Anesthetic paralysis is not permanent paralysis; it's a temporary side effect that occurs when certain anesthetic drugs are administered too quickly or in too large of an amount. The symptoms of anesthetic paralysis include trouble breathing, paralysis in both arms, and paralysis in one leg.
Anesthetic paralysis is most likely to occur in people with a history of heart disease or respiratory problems. This side effect is also increased if a large dose of anesthetic drugs is administered too quickly.
7. During a cesarean section, your baby could be at risk for breathing problems
A cesarean section is a surgical procedure during which a baby is delivered through an incision in the mother's abdomen and uterus. A cesarean section is a major procedure that usually requires general anesthesia to make the mother unconscious. Your baby may also be given general anesthesia.

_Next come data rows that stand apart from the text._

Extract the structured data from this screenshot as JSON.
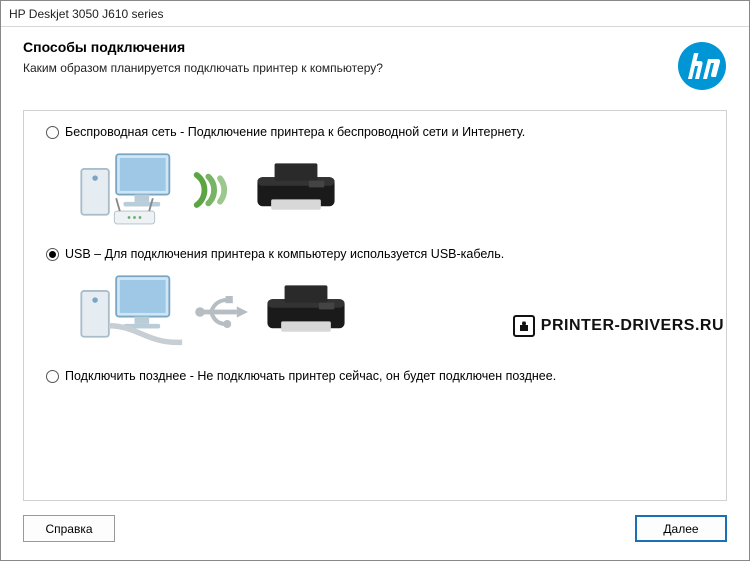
{
  "window": {
    "title": "HP Deskjet 3050 J610 series"
  },
  "header": {
    "title": "Способы подключения",
    "subtitle": "Каким образом планируется подключать принтер к компьютеру?"
  },
  "options": {
    "wireless": {
      "label": "Беспроводная сеть - Подключение принтера к беспроводной сети и Интернету.",
      "selected": false
    },
    "usb": {
      "label": "USB – Для подключения принтера к компьютеру используется USB-кабель.",
      "selected": true
    },
    "later": {
      "label": "Подключить позднее - Не подключать принтер сейчас, он будет подключен  позднее.",
      "selected": false
    }
  },
  "watermark": {
    "text": "PRINTER-DRIVERS.RU"
  },
  "footer": {
    "help": "Справка",
    "next": "Далее"
  },
  "icons": {
    "hp_logo": "hp-logo",
    "computer": "computer-icon",
    "router": "router-icon",
    "wifi": "wifi-waves-icon",
    "printer": "printer-icon",
    "usb": "usb-icon"
  }
}
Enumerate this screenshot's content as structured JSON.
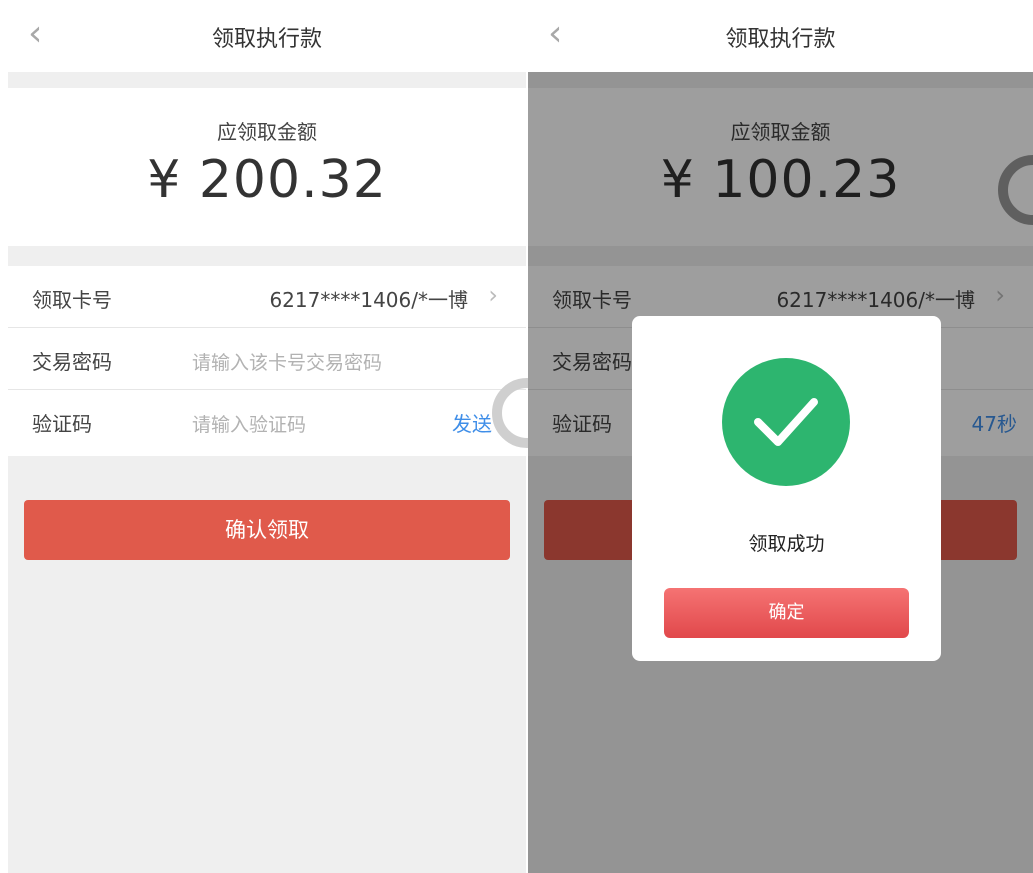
{
  "left": {
    "nav": {
      "back_icon": "‹",
      "title": "领取执行款"
    },
    "amount": {
      "label": "应领取金额",
      "value": "¥ 200.32"
    },
    "form": {
      "card_label": "领取卡号",
      "card_value": "6217****1406/*一博",
      "password_label": "交易密码",
      "password_placeholder": "请输入该卡号交易密码",
      "code_label": "验证码",
      "code_placeholder": "请输入验证码",
      "send_label": "发送"
    },
    "confirm_label": "确认领取"
  },
  "right": {
    "nav": {
      "back_icon": "‹",
      "title": "领取执行款"
    },
    "amount": {
      "label": "应领取金额",
      "value": "¥ 100.23"
    },
    "form": {
      "card_label": "领取卡号",
      "card_value": "6217****1406/*一博",
      "password_label": "交易密码",
      "code_label": "验证码",
      "countdown_label": "47秒"
    },
    "dialog": {
      "icon": "check-circle-icon",
      "message": "领取成功",
      "ok_label": "确定"
    }
  },
  "colors": {
    "primary": "#e05a4b",
    "link": "#3f8ee8",
    "success": "#2db56f",
    "page_bg": "#efefef"
  }
}
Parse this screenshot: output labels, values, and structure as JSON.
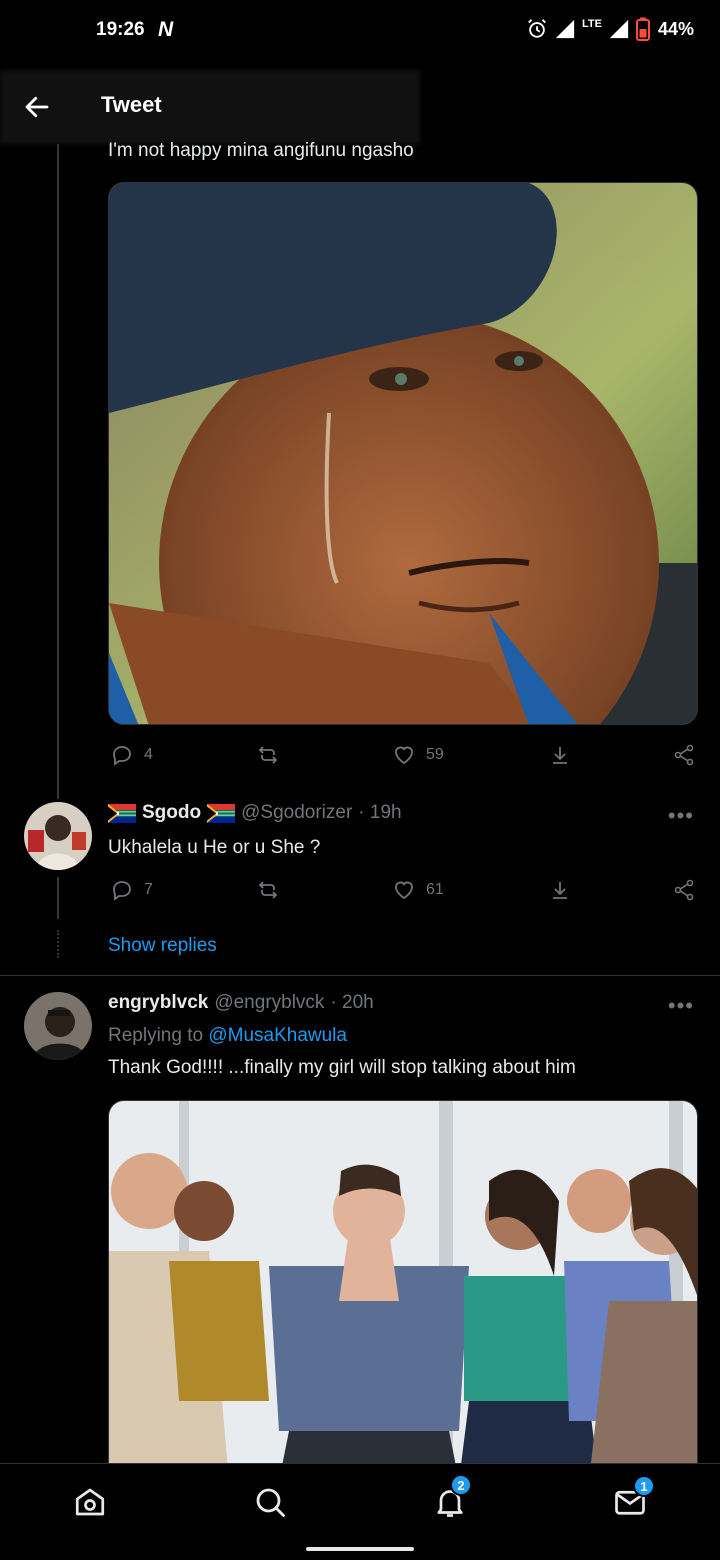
{
  "status_bar": {
    "time": "19:26",
    "carrier_glyph": "N",
    "network": "LTE",
    "battery": "44%"
  },
  "header": {
    "title": "Tweet"
  },
  "tweets": [
    {
      "text": "I'm not happy mina angifunu ngasho",
      "media": "photo",
      "replies": "4",
      "retweets": "",
      "likes": "59"
    },
    {
      "display_name": "Sgodo",
      "handle": "@Sgodorizer",
      "time": "· 19h",
      "text": "Ukhalela u He or u She ?",
      "replies": "7",
      "retweets": "",
      "likes": "61",
      "show_replies": "Show replies"
    },
    {
      "display_name": "engryblvck",
      "handle": "@engryblvck",
      "time": "· 20h",
      "replying_prefix": "Replying to ",
      "replying_to": "@MusaKhawula",
      "text": "Thank God!!!! ...finally my girl will stop talking about him",
      "media": "photo"
    }
  ],
  "bottom_nav": {
    "notifications_badge": "2",
    "messages_badge": "1"
  },
  "colors": {
    "background": "#000000",
    "accent": "#1d9bf0",
    "muted": "#71767b",
    "text": "#e7e9ea"
  }
}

Anesthesia is necessary for a cesarean section because the mother must be completely still during the procedure. The baby will be placed under general anesthesia, and a tube may be placed in the baby's trachea to help the baby breathe. Anesthesia for the mother and baby also increases the risk of complications, including respiratory problems, bleeding, and abnormal heart rhythms.
8. Anesthesia doesn't make you 100% coma-fed
Many people associate anesthesia with being “out,” but the more you're sedated, the more likely you are to be induced into a coma. This means that you're unconscious but still have your vital functions, such as the ability to breathe. It's important to remember that whenever you're given anesthesia, you need to be monitored carefully.
If your anesthesiologist suspects that you're close to falling into a coma or if you're becoming unresponsive, they'll increase the number of drugs you're receiving. This is why you must have someone by your side who can make sure you're okay while you're being put under.
9. Recovery from anesthesia doesn't feel like a hangover
Anesthesia is a serious procedure that's designed to make you go unconscious. It's safe, but the thing is, it makes you unable to feel pain, and it's also thought to have a calming effect. Drinking alcohol before or after your surgery or having alcohol in your system when put under can seriously impact your health.
Alcohol can slow down or alter your breathing, cause you to produce more CO2 than usual, and even send your heart into hyper-arrhythmia. This could lead to potentially fatal side effects like cardiac arrest or respiratory failure. Because of this, your anesthesiologist will almost certainly ask you to stop drinking alcohol for a certain period before surgery.
Conclusion: Types of Anesthesia
Anesthesia is an important part of any surgical procedure, and it's crucial to the success of your operation. Once you're under, anesthesiologists monitor your vitals closely and make sure that you're receiving the correct dosage of drugs to ensure a safe, smooth procedure.
Anesthesiologists also have a lot more knowledge than you might think. They're crucial people to have on your side if you ever need surgery, so be sure to thank them whenever you can! For example, did you know that anesthesiologists also have a hand in managing pain after your surgery is over?